> Task directions:
In the copy, include no pictures, but reproduce every record exactly.

> Material for this exercise:
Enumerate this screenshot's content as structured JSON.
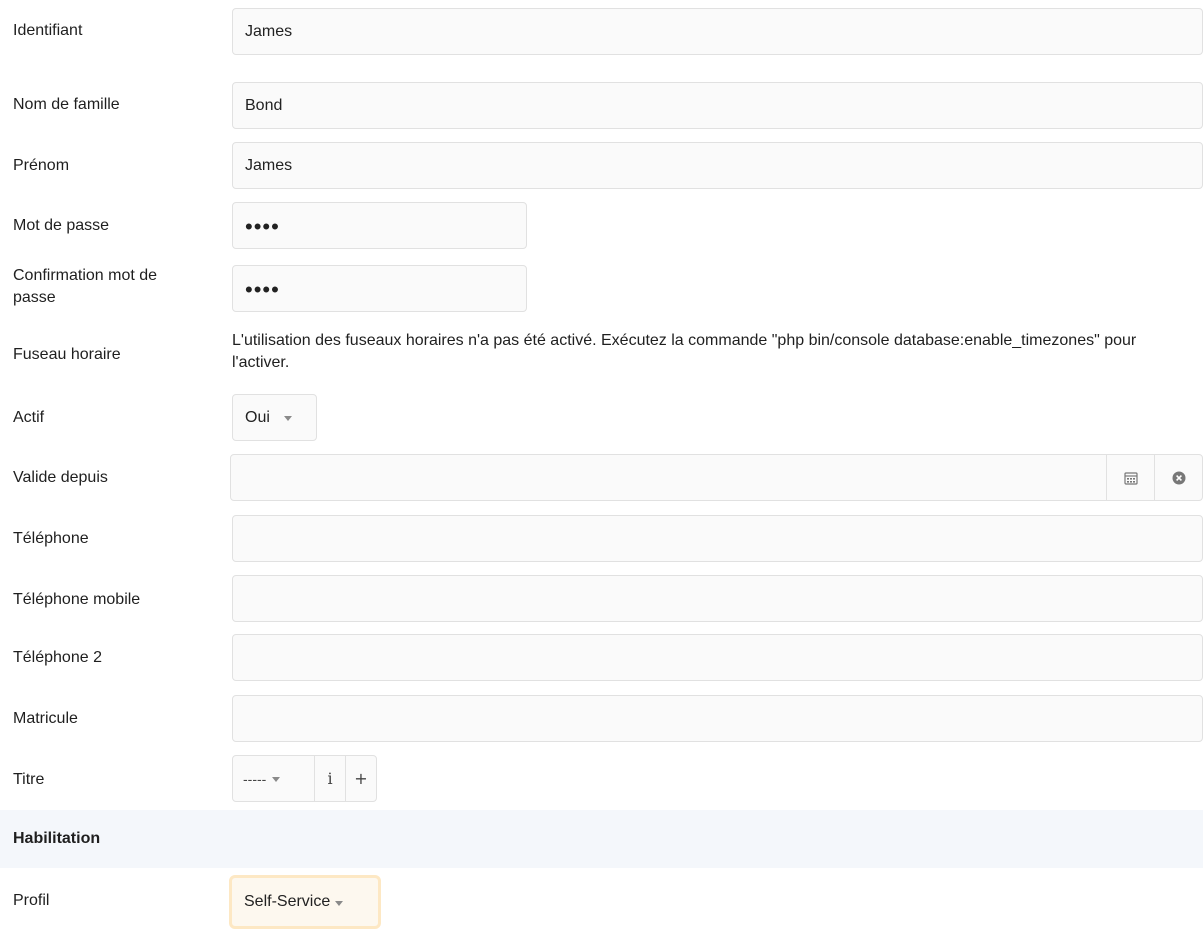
{
  "fields": {
    "identifiant": {
      "label": "Identifiant",
      "value": "James"
    },
    "nom": {
      "label": "Nom de famille",
      "value": "Bond"
    },
    "prenom": {
      "label": "Prénom",
      "value": "James"
    },
    "password": {
      "label": "Mot de passe",
      "value": "••••"
    },
    "password_confirm": {
      "label_line1": "Confirmation mot de",
      "label_line2": "passe",
      "value": "••••"
    },
    "timezone": {
      "label": "Fuseau horaire",
      "note": "L'utilisation des fuseaux horaires n'a pas été activé. Exécutez la commande \"php bin/console database:enable_timezones\" pour l'activer."
    },
    "actif": {
      "label": "Actif",
      "value": "Oui"
    },
    "valide_depuis": {
      "label": "Valide depuis",
      "value": ""
    },
    "telephone": {
      "label": "Téléphone",
      "value": ""
    },
    "telephone_mobile": {
      "label": "Téléphone mobile",
      "value": ""
    },
    "telephone2": {
      "label": "Téléphone 2",
      "value": ""
    },
    "matricule": {
      "label": "Matricule",
      "value": ""
    },
    "titre": {
      "label": "Titre",
      "value": "-----",
      "info_label": "i",
      "add_label": "+"
    }
  },
  "habilitation": {
    "heading": "Habilitation",
    "profil": {
      "label": "Profil",
      "value": "Self-Service"
    }
  },
  "icons": {
    "calendar": "calendar-icon",
    "clear": "close-circle-icon",
    "caret": "caret-down-icon"
  },
  "colors": {
    "section_bg": "#f4f7fb",
    "focus_border": "#fde8c4"
  }
}
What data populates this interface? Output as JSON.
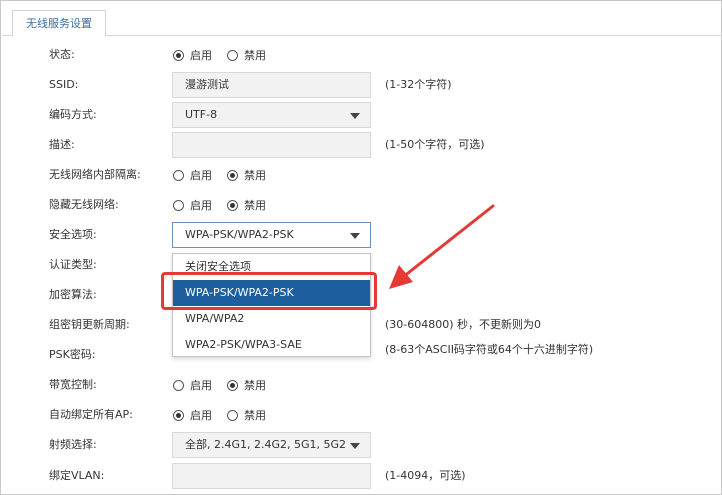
{
  "tab": {
    "label": "无线服务设置"
  },
  "option_on": "启用",
  "option_off": "禁用",
  "rows": {
    "status": {
      "label": "状态:"
    },
    "ssid": {
      "label": "SSID:",
      "value": "漫游测试",
      "hint": "(1-32个字符)"
    },
    "encoding": {
      "label": "编码方式:",
      "value": "UTF-8"
    },
    "description": {
      "label": "描述:",
      "value": "",
      "hint": "(1-50个字符，可选)"
    },
    "isolation": {
      "label": "无线网络内部隔离:"
    },
    "hide": {
      "label": "隐藏无线网络:"
    },
    "security": {
      "label": "安全选项:",
      "value": "WPA-PSK/WPA2-PSK"
    },
    "auth_type": {
      "label": "认证类型:"
    },
    "encryption": {
      "label": "加密算法:"
    },
    "group_key": {
      "label": "组密钥更新周期:",
      "hint": "(30-604800) 秒，不更新则为0"
    },
    "psk": {
      "label": "PSK密码:",
      "hint": "(8-63个ASCII码字符或64个十六进制字符)"
    },
    "bandwidth": {
      "label": "带宽控制:"
    },
    "auto_bind": {
      "label": "自动绑定所有AP:"
    },
    "rf": {
      "label": "射频选择:",
      "value": "全部, 2.4G1, 2.4G2, 5G1, 5G2"
    },
    "vlan": {
      "label": "绑定VLAN:",
      "value": "",
      "hint": "(1-4094，可选)"
    }
  },
  "dropdown": {
    "options": [
      "关闭安全选项",
      "WPA-PSK/WPA2-PSK",
      "WPA/WPA2",
      "WPA2-PSK/WPA3-SAE"
    ],
    "selected_index": 1
  },
  "colors": {
    "accent_blue": "#1d5e9e",
    "annotation_red": "#e53935",
    "tab_text": "#3a6ea5"
  }
}
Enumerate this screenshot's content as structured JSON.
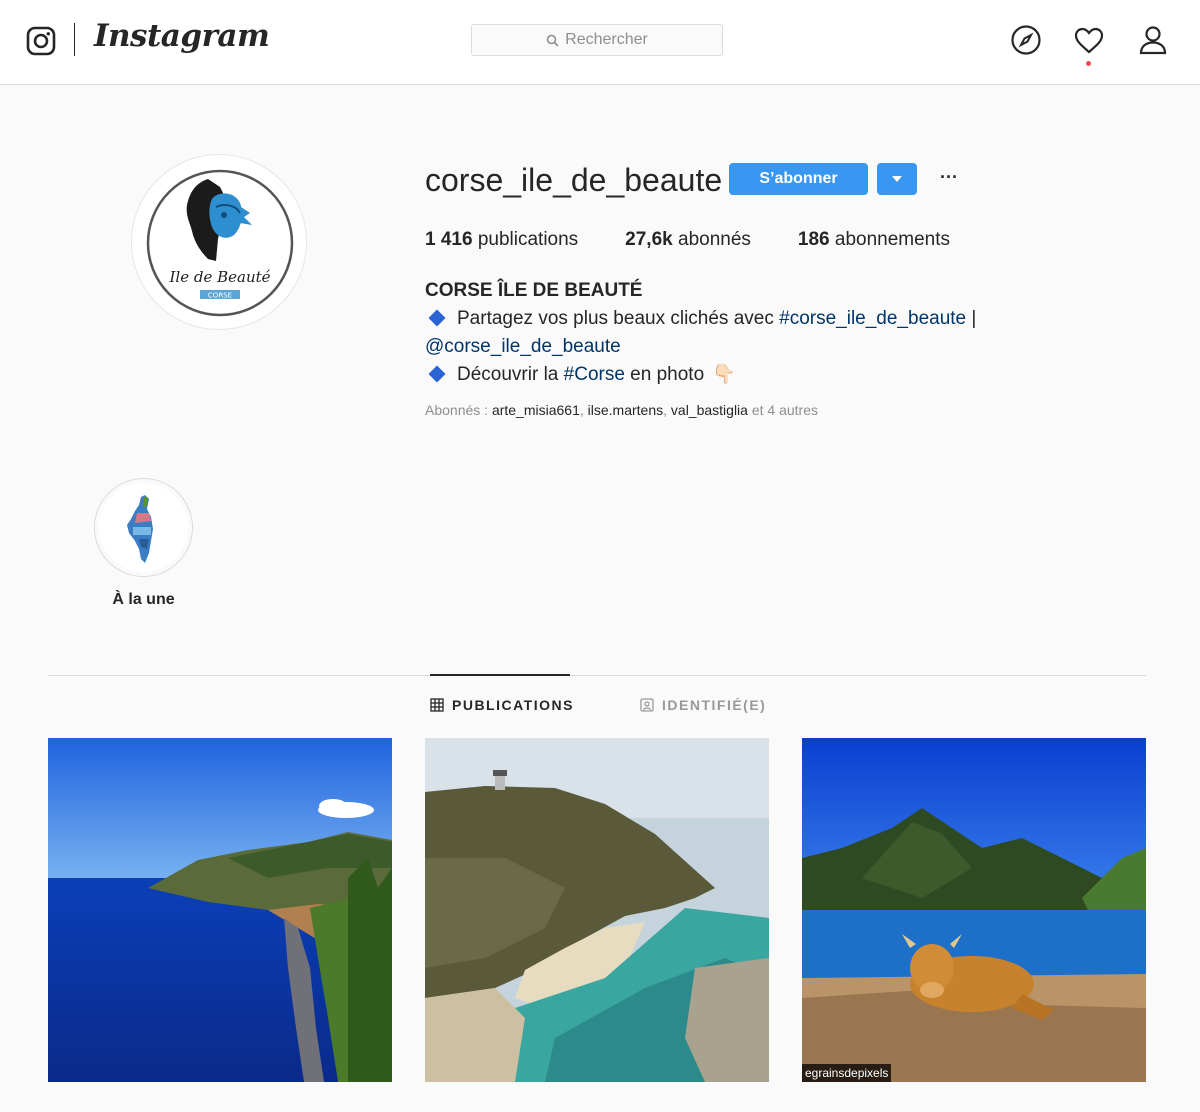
{
  "nav": {
    "wordmark": "Instagram",
    "search_placeholder": "Rechercher",
    "icons": [
      "instagram-glyph-icon",
      "search-icon",
      "compass-icon",
      "heart-icon",
      "user-icon"
    ],
    "notification_dot_color": "#ed4956"
  },
  "profile": {
    "username": "corse_ile_de_beaute",
    "follow_label": "S’abonner",
    "more_label": "···",
    "avatar": {
      "script_text": "Ile de Beauté",
      "badge": "CORSE"
    },
    "stats": [
      {
        "value": "1 416",
        "label": " publications"
      },
      {
        "value": "27,6k",
        "label": " abonnés"
      },
      {
        "value": "186",
        "label": " abonnements"
      }
    ],
    "bio": {
      "name": "CORSE ÎLE DE BEAUTÉ",
      "line1_text": "Partagez vos plus beaux clichés avec ",
      "line1_tag": "#corse_ile_de_beaute",
      "line1_tail": " |",
      "line2_mention": "@corse_ile_de_beaute",
      "line3_text": "Découvrir la ",
      "line3_tag": "#Corse",
      "line3_tail": " en photo",
      "hand_emoji": "👇🏻"
    },
    "followed_by": {
      "prefix": "Abonnés : ",
      "users": [
        "arte_misia661",
        "ilse.martens",
        "val_bastiglia"
      ],
      "suffix": " et 4 autres"
    }
  },
  "highlights": [
    {
      "label": "À la une"
    }
  ],
  "tabs": [
    {
      "label": "PUBLICATIONS",
      "active": true
    },
    {
      "label": "IDENTIFIÉ(E)",
      "active": false
    }
  ],
  "posts": [
    {
      "alt": "coastline-photo"
    },
    {
      "alt": "lighthouse-cliff-photo"
    },
    {
      "alt": "cow-bay-photo",
      "credit": "egrainsdepixels"
    }
  ],
  "colors": {
    "accent": "#3897f0",
    "link": "#003569",
    "border": "#dbdbdb"
  }
}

> Solution to the exercise:
Enumerate this screenshot's content as structured JSON.
{
  "fields": {
    "identifiant": {
      "label": "Identifiant",
      "value": "James"
    },
    "nom": {
      "label": "Nom de famille",
      "value": "Bond"
    },
    "prenom": {
      "label": "Prénom",
      "value": "James"
    },
    "password": {
      "label": "Mot de passe",
      "value": "••••"
    },
    "password_confirm": {
      "label_line1": "Confirmation mot de",
      "label_line2": "passe",
      "value": "••••"
    },
    "timezone": {
      "label": "Fuseau horaire",
      "note": "L'utilisation des fuseaux horaires n'a pas été activé. Exécutez la commande \"php bin/console database:enable_timezones\" pour l'activer."
    },
    "actif": {
      "label": "Actif",
      "value": "Oui"
    },
    "valide_depuis": {
      "label": "Valide depuis",
      "value": ""
    },
    "telephone": {
      "label": "Téléphone",
      "value": ""
    },
    "telephone_mobile": {
      "label": "Téléphone mobile",
      "value": ""
    },
    "telephone2": {
      "label": "Téléphone 2",
      "value": ""
    },
    "matricule": {
      "label": "Matricule",
      "value": ""
    },
    "titre": {
      "label": "Titre",
      "value": "-----",
      "info_label": "i",
      "add_label": "+"
    }
  },
  "habilitation": {
    "heading": "Habilitation",
    "profil": {
      "label": "Profil",
      "value": "Self-Service"
    }
  },
  "icons": {
    "calendar": "calendar-icon",
    "clear": "close-circle-icon",
    "caret": "caret-down-icon"
  },
  "colors": {
    "section_bg": "#f4f7fb",
    "focus_border": "#fde8c4"
  }
}
What data populates this interface? Output as JSON.
{
  "tab": {
    "label": "无线服务设置"
  },
  "option_on": "启用",
  "option_off": "禁用",
  "rows": {
    "status": {
      "label": "状态:"
    },
    "ssid": {
      "label": "SSID:",
      "value": "漫游测试",
      "hint": "(1-32个字符)"
    },
    "encoding": {
      "label": "编码方式:",
      "value": "UTF-8"
    },
    "description": {
      "label": "描述:",
      "value": "",
      "hint": "(1-50个字符，可选)"
    },
    "isolation": {
      "label": "无线网络内部隔离:"
    },
    "hide": {
      "label": "隐藏无线网络:"
    },
    "security": {
      "label": "安全选项:",
      "value": "WPA-PSK/WPA2-PSK"
    },
    "auth_type": {
      "label": "认证类型:"
    },
    "encryption": {
      "label": "加密算法:"
    },
    "group_key": {
      "label": "组密钥更新周期:",
      "hint": "(30-604800) 秒，不更新则为0"
    },
    "psk": {
      "label": "PSK密码:",
      "hint": "(8-63个ASCII码字符或64个十六进制字符)"
    },
    "bandwidth": {
      "label": "带宽控制:"
    },
    "auto_bind": {
      "label": "自动绑定所有AP:"
    },
    "rf": {
      "label": "射频选择:",
      "value": "全部, 2.4G1, 2.4G2, 5G1, 5G2"
    },
    "vlan": {
      "label": "绑定VLAN:",
      "value": "",
      "hint": "(1-4094，可选)"
    }
  },
  "dropdown": {
    "options": [
      "关闭安全选项",
      "WPA-PSK/WPA2-PSK",
      "WPA/WPA2",
      "WPA2-PSK/WPA3-SAE"
    ],
    "selected_index": 1
  },
  "colors": {
    "accent_blue": "#1d5e9e",
    "annotation_red": "#e53935",
    "tab_text": "#3a6ea5"
  }
}
Enumerate this screenshot's content as structured JSON.
{
  "nav": {
    "wordmark": "Instagram",
    "search_placeholder": "Rechercher",
    "icons": [
      "instagram-glyph-icon",
      "search-icon",
      "compass-icon",
      "heart-icon",
      "user-icon"
    ],
    "notification_dot_color": "#ed4956"
  },
  "profile": {
    "username": "corse_ile_de_beaute",
    "follow_label": "S’abonner",
    "more_label": "···",
    "avatar": {
      "script_text": "Ile de Beauté",
      "badge": "CORSE"
    },
    "stats": [
      {
        "value": "1 416",
        "label": " publications"
      },
      {
        "value": "27,6k",
        "label": " abonnés"
      },
      {
        "value": "186",
        "label": " abonnements"
      }
    ],
    "bio": {
      "name": "CORSE ÎLE DE BEAUTÉ",
      "line1_text": "Partagez vos plus beaux clichés avec ",
      "line1_tag": "#corse_ile_de_beaute",
      "line1_tail": " |",
      "line2_mention": "@corse_ile_de_beaute",
      "line3_text": "Découvrir la ",
      "line3_tag": "#Corse",
      "line3_tail": " en photo",
      "hand_emoji": "👇🏻"
    },
    "followed_by": {
      "prefix": "Abonnés : ",
      "users": [
        "arte_misia661",
        "ilse.martens",
        "val_bastiglia"
      ],
      "suffix": " et 4 autres"
    }
  },
  "highlights": [
    {
      "label": "À la une"
    }
  ],
  "tabs": [
    {
      "label": "PUBLICATIONS",
      "active": true
    },
    {
      "label": "IDENTIFIÉ(E)",
      "active": false
    }
  ],
  "posts": [
    {
      "alt": "coastline-photo"
    },
    {
      "alt": "lighthouse-cliff-photo"
    },
    {
      "alt": "cow-bay-photo",
      "credit": "egrainsdepixels"
    }
  ],
  "colors": {
    "accent": "#3897f0",
    "link": "#003569",
    "border": "#dbdbdb"
  }
}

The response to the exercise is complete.